Jefferson Craig Elementary and Switzerland County Elementary were assigned two different tests.

How can students be compared equally throughout the state if given different tests?

4. The IDOE required schools to give the ISTEP+ multiple choice assessments online. However, during the practice test numerous computer issues occurred over multiple attempts. Because of these computer issues, the IDOE gave schools the option of taking the ISTEP+ assessment online or paper/pencil.

Schools made their decisions about taking the ISTEP+ assessments online or paper/pencil based on the level of frustration they experienced during the practice test. Therefore, some schools were taking the ISTEP+ online while other schools were taking the ISTEP+ paper/pencil.

Since the state administered these assessments without any continuity or consistency, it is going to be difficult to compare these ISTEP+ results.

5. Two important components of the school’s accountability grade are performance scores and student growth. Recently, the state released preliminary ISTEP+ scores to parents on the Indiana Parent Network to give the parents the opportunity to request their child’s test to be re-scored.

Parents with access to the Internet had the ability to request their child’s test to be re-scored. If a parent does not have access to the Internet at home, how many parents are going to take advantage of this opportunity?

I am disappointed that the IDOE does not give the schools the opportunity to request a re-score. Student growth is an important component to our school accountability grade. The IDOE calculates and establishes educational growth for every student, in grade 4 and beyond, who has taken the ISTEP+ assessments two consecutive years.

All schools should have been given the opportunity to request a re-score based on student growth. Plus, student growth should not even be a factor this year because we are not comparing students to the same standards.
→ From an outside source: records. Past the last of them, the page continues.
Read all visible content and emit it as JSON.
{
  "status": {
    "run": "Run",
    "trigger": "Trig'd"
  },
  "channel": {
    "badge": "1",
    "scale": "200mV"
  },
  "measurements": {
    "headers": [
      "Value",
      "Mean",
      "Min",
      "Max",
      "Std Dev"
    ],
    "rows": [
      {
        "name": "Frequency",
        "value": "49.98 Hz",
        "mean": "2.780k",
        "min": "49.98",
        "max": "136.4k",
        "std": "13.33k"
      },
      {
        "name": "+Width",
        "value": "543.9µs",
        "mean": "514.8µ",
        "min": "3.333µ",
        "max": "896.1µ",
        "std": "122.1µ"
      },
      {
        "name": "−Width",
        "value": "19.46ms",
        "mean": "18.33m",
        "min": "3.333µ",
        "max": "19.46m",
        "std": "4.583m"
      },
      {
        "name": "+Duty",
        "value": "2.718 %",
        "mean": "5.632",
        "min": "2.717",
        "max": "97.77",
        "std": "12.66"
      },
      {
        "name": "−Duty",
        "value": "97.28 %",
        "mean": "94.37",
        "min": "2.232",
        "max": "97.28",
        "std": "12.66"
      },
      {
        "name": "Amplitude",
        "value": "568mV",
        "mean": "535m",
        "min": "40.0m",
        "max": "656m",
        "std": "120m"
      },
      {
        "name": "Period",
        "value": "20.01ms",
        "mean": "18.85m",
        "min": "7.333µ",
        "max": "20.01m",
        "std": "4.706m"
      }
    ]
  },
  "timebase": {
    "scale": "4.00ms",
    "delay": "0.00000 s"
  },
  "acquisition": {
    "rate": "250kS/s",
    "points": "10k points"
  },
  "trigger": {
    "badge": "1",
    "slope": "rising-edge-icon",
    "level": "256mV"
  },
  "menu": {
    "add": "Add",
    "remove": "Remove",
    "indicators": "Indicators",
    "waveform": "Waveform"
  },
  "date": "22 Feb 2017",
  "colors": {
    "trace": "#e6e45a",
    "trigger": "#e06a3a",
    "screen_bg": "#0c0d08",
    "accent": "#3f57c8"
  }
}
It is not fair to compare the more rigorous College and Career Readiness standards to less strenuous 2013 – 2014 academic standards. Since this was the first year for assessing the College and Career Readiness standards, there should not be any growth until you complete your second year of assessing the College and Career Readiness standards.  

6. This school year is half over and we are still waiting for the Individual Student Reports to be released so we can evaluate our strengths and weaknesses and make the necessary educational adjustment to improve the quality of education for all students. There are only nine weeks of school left before the 2015 -2016 ISTEP+ assessment begins.
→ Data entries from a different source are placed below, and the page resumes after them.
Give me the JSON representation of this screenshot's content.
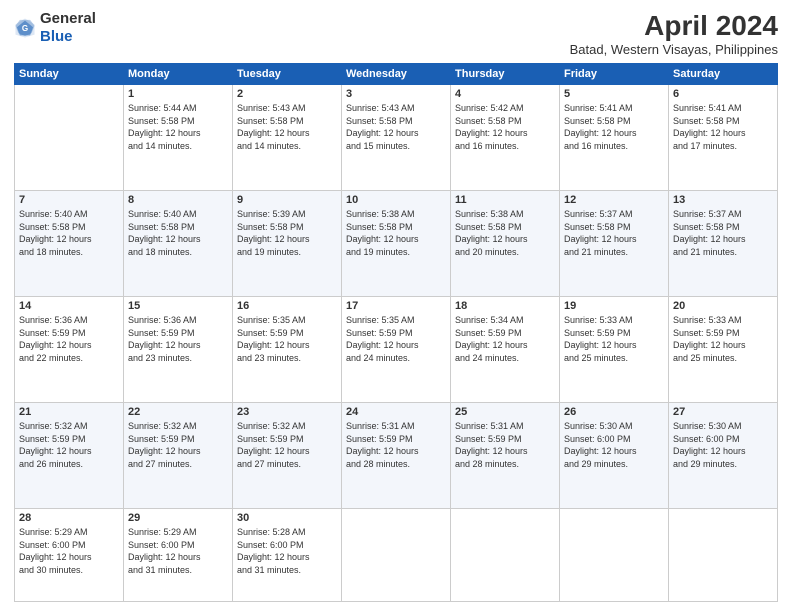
{
  "header": {
    "logo_general": "General",
    "logo_blue": "Blue",
    "month_year": "April 2024",
    "location": "Batad, Western Visayas, Philippines"
  },
  "days_of_week": [
    "Sunday",
    "Monday",
    "Tuesday",
    "Wednesday",
    "Thursday",
    "Friday",
    "Saturday"
  ],
  "weeks": [
    [
      {
        "day": "",
        "info": ""
      },
      {
        "day": "1",
        "info": "Sunrise: 5:44 AM\nSunset: 5:58 PM\nDaylight: 12 hours\nand 14 minutes."
      },
      {
        "day": "2",
        "info": "Sunrise: 5:43 AM\nSunset: 5:58 PM\nDaylight: 12 hours\nand 14 minutes."
      },
      {
        "day": "3",
        "info": "Sunrise: 5:43 AM\nSunset: 5:58 PM\nDaylight: 12 hours\nand 15 minutes."
      },
      {
        "day": "4",
        "info": "Sunrise: 5:42 AM\nSunset: 5:58 PM\nDaylight: 12 hours\nand 16 minutes."
      },
      {
        "day": "5",
        "info": "Sunrise: 5:41 AM\nSunset: 5:58 PM\nDaylight: 12 hours\nand 16 minutes."
      },
      {
        "day": "6",
        "info": "Sunrise: 5:41 AM\nSunset: 5:58 PM\nDaylight: 12 hours\nand 17 minutes."
      }
    ],
    [
      {
        "day": "7",
        "info": "Sunrise: 5:40 AM\nSunset: 5:58 PM\nDaylight: 12 hours\nand 18 minutes."
      },
      {
        "day": "8",
        "info": "Sunrise: 5:40 AM\nSunset: 5:58 PM\nDaylight: 12 hours\nand 18 minutes."
      },
      {
        "day": "9",
        "info": "Sunrise: 5:39 AM\nSunset: 5:58 PM\nDaylight: 12 hours\nand 19 minutes."
      },
      {
        "day": "10",
        "info": "Sunrise: 5:38 AM\nSunset: 5:58 PM\nDaylight: 12 hours\nand 19 minutes."
      },
      {
        "day": "11",
        "info": "Sunrise: 5:38 AM\nSunset: 5:58 PM\nDaylight: 12 hours\nand 20 minutes."
      },
      {
        "day": "12",
        "info": "Sunrise: 5:37 AM\nSunset: 5:58 PM\nDaylight: 12 hours\nand 21 minutes."
      },
      {
        "day": "13",
        "info": "Sunrise: 5:37 AM\nSunset: 5:58 PM\nDaylight: 12 hours\nand 21 minutes."
      }
    ],
    [
      {
        "day": "14",
        "info": "Sunrise: 5:36 AM\nSunset: 5:59 PM\nDaylight: 12 hours\nand 22 minutes."
      },
      {
        "day": "15",
        "info": "Sunrise: 5:36 AM\nSunset: 5:59 PM\nDaylight: 12 hours\nand 23 minutes."
      },
      {
        "day": "16",
        "info": "Sunrise: 5:35 AM\nSunset: 5:59 PM\nDaylight: 12 hours\nand 23 minutes."
      },
      {
        "day": "17",
        "info": "Sunrise: 5:35 AM\nSunset: 5:59 PM\nDaylight: 12 hours\nand 24 minutes."
      },
      {
        "day": "18",
        "info": "Sunrise: 5:34 AM\nSunset: 5:59 PM\nDaylight: 12 hours\nand 24 minutes."
      },
      {
        "day": "19",
        "info": "Sunrise: 5:33 AM\nSunset: 5:59 PM\nDaylight: 12 hours\nand 25 minutes."
      },
      {
        "day": "20",
        "info": "Sunrise: 5:33 AM\nSunset: 5:59 PM\nDaylight: 12 hours\nand 25 minutes."
      }
    ],
    [
      {
        "day": "21",
        "info": "Sunrise: 5:32 AM\nSunset: 5:59 PM\nDaylight: 12 hours\nand 26 minutes."
      },
      {
        "day": "22",
        "info": "Sunrise: 5:32 AM\nSunset: 5:59 PM\nDaylight: 12 hours\nand 27 minutes."
      },
      {
        "day": "23",
        "info": "Sunrise: 5:32 AM\nSunset: 5:59 PM\nDaylight: 12 hours\nand 27 minutes."
      },
      {
        "day": "24",
        "info": "Sunrise: 5:31 AM\nSunset: 5:59 PM\nDaylight: 12 hours\nand 28 minutes."
      },
      {
        "day": "25",
        "info": "Sunrise: 5:31 AM\nSunset: 5:59 PM\nDaylight: 12 hours\nand 28 minutes."
      },
      {
        "day": "26",
        "info": "Sunrise: 5:30 AM\nSunset: 6:00 PM\nDaylight: 12 hours\nand 29 minutes."
      },
      {
        "day": "27",
        "info": "Sunrise: 5:30 AM\nSunset: 6:00 PM\nDaylight: 12 hours\nand 29 minutes."
      }
    ],
    [
      {
        "day": "28",
        "info": "Sunrise: 5:29 AM\nSunset: 6:00 PM\nDaylight: 12 hours\nand 30 minutes."
      },
      {
        "day": "29",
        "info": "Sunrise: 5:29 AM\nSunset: 6:00 PM\nDaylight: 12 hours\nand 31 minutes."
      },
      {
        "day": "30",
        "info": "Sunrise: 5:28 AM\nSunset: 6:00 PM\nDaylight: 12 hours\nand 31 minutes."
      },
      {
        "day": "",
        "info": ""
      },
      {
        "day": "",
        "info": ""
      },
      {
        "day": "",
        "info": ""
      },
      {
        "day": "",
        "info": ""
      }
    ]
  ]
}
With no valuable information, how can we honestly expect our scores to improve when we do not know where our deficiencies lie?

7. Recently, there was an Indianapolis Star newspaper article that claims that a computer glitch could have mis-scored thousands of ISTEP+ tests. Check out this story on

According to this article, seven scoring supervisors, for the testing vendor, CTB-McGraw Hill, claimed that thousands of student exams could be incorrect due to a computer malfunction which was discovered eight days after they began scoring the ISTEP+ assessments.

What is disappointing is that CTB-McGraw Hill claims that the malfunction did not affect student scores and chose not to re-score those tests. This decision from CTB-McGraw Hill, sounds like it was influenced by financial concerns and should not be accepted by the state. These allegations from the seven scoring supervisors should be investigated thoroughly.

This proves what administrators and teachers have been saying throughout the state that this system is flawed, this assessment should not count, and it is time to develop an accountability system that is going to be fair and accurate.


These are some of my concerns regarding the 2014 – 2015 ISTEP+ assessment. I have complete faith in our school system that we are preparing students to be well educated and productive members of society and to succeed in all their future endeavors. I do not believe that these test scores show an accurate reflection of our students’ yearly achievements. Plus, these poor test scores do not reflect the hard work and dedication that teachers and administrators put in each day. Hopefully, the state legislature will create an accountability system that will truly reflect the educational growth of our students.



Michael Jones,


Switzerland County School Corporation